As a mother myself, I didn’t want Austyn to be remembered as just a body found in a remote area outside city limits. She was a vibrant, beautiful young woman with much charisma and potential, adored by her family and friends.
I met her buddies at the first vigil at Evangel Church last year, but this time I held the service in the courtyard of the Kelowna Law Courts.
It made me feel safer having the venue there. Her killer is still on the loose. Austyn named a man on her social media accounts whom she considered harmful to her just days before her death. With that in mind, I determined that any sketchy person would think twice before coming around, especially if they had a warrant out for their arrest.
The second vigil was completely different from the first. Instead of her young friends present, an older generation of strangers attended. They were mostly from my denomination, along with Charnie, a former drinking buddy of mine from back in the day.
Charnie and I went from bar hopping to a Bible study together a few decades later. We had a second chance, Austyn did not.
The attendees from my church family were elderly and led lives on the straight and narrow, unlike me. They weren’t judgmental. Compassion motivated them and they wanted to pay their respects.
A couple of strangers wandered over, having heard about it on the radio. None of us knew Austyn, but we were all deeply disturbed by her appalling death. We hoped to show Austyn’s family Kelowna’s residents cared.
One man stood out. His presence was unnerving until I noticed his face was contorted with tears streaming from his eyes. It was Austyn’s uncle Jason from Alberta.
He was clearly heartbroken. We texted a few times but we had never met. Jason held up a cell phone to record the event, and unbeknownst to me, Michelle was watching via FaceTime.

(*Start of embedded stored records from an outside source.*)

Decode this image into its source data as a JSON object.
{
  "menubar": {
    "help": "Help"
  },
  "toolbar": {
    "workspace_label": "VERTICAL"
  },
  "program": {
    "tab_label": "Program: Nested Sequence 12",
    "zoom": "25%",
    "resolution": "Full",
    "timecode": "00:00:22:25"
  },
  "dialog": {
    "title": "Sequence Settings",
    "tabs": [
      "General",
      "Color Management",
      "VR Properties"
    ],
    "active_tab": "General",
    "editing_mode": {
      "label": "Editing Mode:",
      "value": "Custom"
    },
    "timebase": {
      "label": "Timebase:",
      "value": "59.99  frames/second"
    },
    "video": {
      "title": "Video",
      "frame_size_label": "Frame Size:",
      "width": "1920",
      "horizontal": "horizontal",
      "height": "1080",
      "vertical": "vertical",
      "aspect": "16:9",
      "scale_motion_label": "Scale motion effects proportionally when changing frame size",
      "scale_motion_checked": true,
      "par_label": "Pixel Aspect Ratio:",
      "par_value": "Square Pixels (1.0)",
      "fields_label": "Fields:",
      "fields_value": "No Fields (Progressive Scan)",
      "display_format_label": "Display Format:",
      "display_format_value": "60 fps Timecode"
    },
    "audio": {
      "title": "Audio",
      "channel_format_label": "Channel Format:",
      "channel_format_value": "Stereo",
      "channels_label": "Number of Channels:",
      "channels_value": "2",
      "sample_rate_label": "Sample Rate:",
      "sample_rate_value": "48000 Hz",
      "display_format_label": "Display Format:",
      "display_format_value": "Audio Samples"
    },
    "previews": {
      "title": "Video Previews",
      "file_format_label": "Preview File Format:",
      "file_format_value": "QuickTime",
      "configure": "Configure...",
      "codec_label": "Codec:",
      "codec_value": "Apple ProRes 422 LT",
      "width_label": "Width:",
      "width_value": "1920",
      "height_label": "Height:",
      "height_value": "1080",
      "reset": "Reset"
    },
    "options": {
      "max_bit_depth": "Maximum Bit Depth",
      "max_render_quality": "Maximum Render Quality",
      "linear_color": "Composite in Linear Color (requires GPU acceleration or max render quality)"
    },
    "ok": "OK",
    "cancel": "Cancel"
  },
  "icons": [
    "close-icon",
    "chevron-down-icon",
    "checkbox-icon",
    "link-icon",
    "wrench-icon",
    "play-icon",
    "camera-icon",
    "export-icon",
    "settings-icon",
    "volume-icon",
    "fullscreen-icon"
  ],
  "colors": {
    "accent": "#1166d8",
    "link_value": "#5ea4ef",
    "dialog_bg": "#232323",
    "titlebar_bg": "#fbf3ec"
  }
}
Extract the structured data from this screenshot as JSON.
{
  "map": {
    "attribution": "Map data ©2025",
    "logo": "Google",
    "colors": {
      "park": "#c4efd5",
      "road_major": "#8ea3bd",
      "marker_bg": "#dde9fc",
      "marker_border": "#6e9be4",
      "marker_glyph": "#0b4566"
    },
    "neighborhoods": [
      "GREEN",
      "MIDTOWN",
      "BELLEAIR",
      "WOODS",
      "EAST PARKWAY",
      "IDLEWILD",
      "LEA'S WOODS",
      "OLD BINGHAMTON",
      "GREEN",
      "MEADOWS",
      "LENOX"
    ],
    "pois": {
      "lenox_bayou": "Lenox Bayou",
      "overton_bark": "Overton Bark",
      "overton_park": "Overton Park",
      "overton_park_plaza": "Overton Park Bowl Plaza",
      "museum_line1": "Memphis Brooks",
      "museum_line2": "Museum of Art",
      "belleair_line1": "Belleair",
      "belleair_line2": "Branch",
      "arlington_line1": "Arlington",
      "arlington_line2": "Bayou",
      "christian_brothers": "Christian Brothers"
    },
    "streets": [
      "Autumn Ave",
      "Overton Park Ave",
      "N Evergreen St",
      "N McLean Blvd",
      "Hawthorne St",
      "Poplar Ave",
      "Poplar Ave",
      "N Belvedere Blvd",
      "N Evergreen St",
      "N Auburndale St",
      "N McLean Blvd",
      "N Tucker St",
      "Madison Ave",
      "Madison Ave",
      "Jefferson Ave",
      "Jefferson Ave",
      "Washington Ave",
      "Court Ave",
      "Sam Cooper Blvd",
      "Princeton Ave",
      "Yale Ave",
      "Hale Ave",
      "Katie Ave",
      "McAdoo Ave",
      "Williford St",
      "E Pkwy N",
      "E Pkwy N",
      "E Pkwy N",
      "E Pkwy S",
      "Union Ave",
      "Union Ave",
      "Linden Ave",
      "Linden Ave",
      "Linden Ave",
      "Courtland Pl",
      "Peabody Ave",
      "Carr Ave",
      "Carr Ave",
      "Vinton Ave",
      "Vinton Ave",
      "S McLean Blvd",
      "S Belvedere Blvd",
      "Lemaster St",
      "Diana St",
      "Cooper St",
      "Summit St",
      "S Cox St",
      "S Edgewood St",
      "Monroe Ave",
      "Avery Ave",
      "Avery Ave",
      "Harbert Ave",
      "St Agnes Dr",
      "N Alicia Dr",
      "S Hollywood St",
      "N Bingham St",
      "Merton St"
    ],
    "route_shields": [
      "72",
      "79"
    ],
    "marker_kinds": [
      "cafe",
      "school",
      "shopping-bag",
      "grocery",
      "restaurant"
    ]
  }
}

After I quoted some startling statistics on femicide in Canada, I read a poem I wrote about Michelle and Austyn. It described how they quarrelled the last time they were together. Michelle tried to protect Austyn from a group of shady looking new companions her daughter brought home. Sadly, Austyn didn’t pay heed and soon thereafter came out West. Mother and daughter wouldn't see each other again.
Assistant Pastor Arturo Gonzalez of the Rutland Adventist church spoke after me. He shared that violence against women is on the rise. God’s way is the only way to stop such tragedies, he said. The minister prayed for comfort for the family, and for those responsible to be held accountable.
He implored that they would repent for their actions. Afterwards, both he and I gave Jason a reassuring hug.
Later, when a reporter asked how I felt about her friends not showing up at the vigil, I recalled how messed up they were over Austyn’s death. Perhaps they couldn’t bring themselves to attend a second time.
I learned later that a few of them also passed away the same year, from a drug overdoses.
In October 2022 in B.C., there was an average of nearly six deaths per day from illicit narcotics. The age range of the victims as between 30 to 79, with 70% being males.
Whether drugs played a direct part in Austyn’s death, I don’t know. She may have lived a high-risk lifestyle, and may or may not have been trafficked.
According to her relative, a woman known as K.C. believed Austyn was using some kind of street drug and one of Austyn's friends, Lilyanna Arient, said Austyn got caught up in something she didn’t deserve, according to one media report.
While Austyn suffers no more, her mother Michelle certainly does, and in the most horrific way.
She told me on our FaceTime chat, “I wouldn’t wish this kind of pain on anyone.”
This article is written by or on behalf of an outsourced columnist and does not necessarily reflect the views of Castanet.